- [DATASET CONTENT]
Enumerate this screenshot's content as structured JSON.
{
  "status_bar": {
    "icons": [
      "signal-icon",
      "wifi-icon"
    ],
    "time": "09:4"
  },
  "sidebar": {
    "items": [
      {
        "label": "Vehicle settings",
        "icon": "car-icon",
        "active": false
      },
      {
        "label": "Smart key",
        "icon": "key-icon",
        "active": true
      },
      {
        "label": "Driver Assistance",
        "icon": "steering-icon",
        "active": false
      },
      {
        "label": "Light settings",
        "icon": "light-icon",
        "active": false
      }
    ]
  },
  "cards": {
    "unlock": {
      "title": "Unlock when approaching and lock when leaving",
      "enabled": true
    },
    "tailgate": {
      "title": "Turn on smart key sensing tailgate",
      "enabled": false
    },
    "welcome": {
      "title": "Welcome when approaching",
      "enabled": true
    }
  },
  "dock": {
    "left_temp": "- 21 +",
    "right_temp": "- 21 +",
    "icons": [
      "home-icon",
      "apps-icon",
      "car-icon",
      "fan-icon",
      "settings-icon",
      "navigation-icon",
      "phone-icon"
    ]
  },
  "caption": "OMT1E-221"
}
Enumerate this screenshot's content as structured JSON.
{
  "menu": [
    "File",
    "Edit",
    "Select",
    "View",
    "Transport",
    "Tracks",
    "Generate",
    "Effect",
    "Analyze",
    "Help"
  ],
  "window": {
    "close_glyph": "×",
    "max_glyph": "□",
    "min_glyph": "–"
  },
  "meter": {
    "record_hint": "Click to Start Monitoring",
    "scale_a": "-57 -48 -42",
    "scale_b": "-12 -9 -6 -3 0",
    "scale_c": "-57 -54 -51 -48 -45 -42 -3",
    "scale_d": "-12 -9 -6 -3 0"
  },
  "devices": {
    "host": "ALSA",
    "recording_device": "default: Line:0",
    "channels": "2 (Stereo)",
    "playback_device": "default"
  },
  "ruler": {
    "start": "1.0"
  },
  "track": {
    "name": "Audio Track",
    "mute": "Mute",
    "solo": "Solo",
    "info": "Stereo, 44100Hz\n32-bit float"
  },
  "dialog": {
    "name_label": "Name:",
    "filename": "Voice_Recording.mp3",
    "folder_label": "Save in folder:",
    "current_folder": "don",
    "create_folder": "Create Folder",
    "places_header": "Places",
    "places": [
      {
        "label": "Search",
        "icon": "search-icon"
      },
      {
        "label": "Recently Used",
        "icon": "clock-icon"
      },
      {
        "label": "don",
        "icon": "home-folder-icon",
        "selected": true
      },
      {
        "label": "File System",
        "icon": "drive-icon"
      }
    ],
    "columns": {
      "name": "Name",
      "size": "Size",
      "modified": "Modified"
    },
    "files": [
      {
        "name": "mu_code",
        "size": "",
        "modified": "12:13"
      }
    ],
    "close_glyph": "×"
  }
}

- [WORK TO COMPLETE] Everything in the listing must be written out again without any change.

- [WORKED SOLUTION]
Enumerate this screenshot's content as structured JSON.
{
  "status_bar": {
    "icons": [
      "signal-icon",
      "wifi-icon"
    ],
    "time": "09:4"
  },
  "sidebar": {
    "items": [
      {
        "label": "Vehicle settings",
        "icon": "car-icon",
        "active": false
      },
      {
        "label": "Smart key",
        "icon": "key-icon",
        "active": true
      },
      {
        "label": "Driver Assistance",
        "icon": "steering-icon",
        "active": false
      },
      {
        "label": "Light settings",
        "icon": "light-icon",
        "active": false
      }
    ]
  },
  "cards": {
    "unlock": {
      "title": "Unlock when approaching and lock when leaving",
      "enabled": true
    },
    "tailgate": {
      "title": "Turn on smart key sensing tailgate",
      "enabled": false
    },
    "welcome": {
      "title": "Welcome when approaching",
      "enabled": true
    }
  },
  "dock": {
    "left_temp": "- 21 +",
    "right_temp": "- 21 +",
    "icons": [
      "home-icon",
      "apps-icon",
      "car-icon",
      "fan-icon",
      "settings-icon",
      "navigation-icon",
      "phone-icon"
    ]
  },
  "caption": "OMT1E-221"
}
Enumerate this screenshot's content as structured JSON.
{
  "menu": [
    "File",
    "Edit",
    "Select",
    "View",
    "Transport",
    "Tracks",
    "Generate",
    "Effect",
    "Analyze",
    "Help"
  ],
  "window": {
    "close_glyph": "×",
    "max_glyph": "□",
    "min_glyph": "–"
  },
  "meter": {
    "record_hint": "Click to Start Monitoring",
    "scale_a": "-57 -48 -42",
    "scale_b": "-12 -9 -6 -3 0",
    "scale_c": "-57 -54 -51 -48 -45 -42 -3",
    "scale_d": "-12 -9 -6 -3 0"
  },
  "devices": {
    "host": "ALSA",
    "recording_device": "default: Line:0",
    "channels": "2 (Stereo)",
    "playback_device": "default"
  },
  "ruler": {
    "start": "1.0"
  },
  "track": {
    "name": "Audio Track",
    "mute": "Mute",
    "solo": "Solo",
    "info": "Stereo, 44100Hz\n32-bit float"
  },
  "dialog": {
    "name_label": "Name:",
    "filename": "Voice_Recording.mp3",
    "folder_label": "Save in folder:",
    "current_folder": "don",
    "create_folder": "Create Folder",
    "places_header": "Places",
    "places": [
      {
        "label": "Search",
        "icon": "search-icon"
      },
      {
        "label": "Recently Used",
        "icon": "clock-icon"
      },
      {
        "label": "don",
        "icon": "home-folder-icon",
        "selected": true
      },
      {
        "label": "File System",
        "icon": "drive-icon"
      }
    ],
    "columns": {
      "name": "Name",
      "size": "Size",
      "modified": "Modified"
    },
    "files": [
      {
        "name": "mu_code",
        "size": "",
        "modified": "12:13"
      }
    ],
    "close_glyph": "×"
  }
}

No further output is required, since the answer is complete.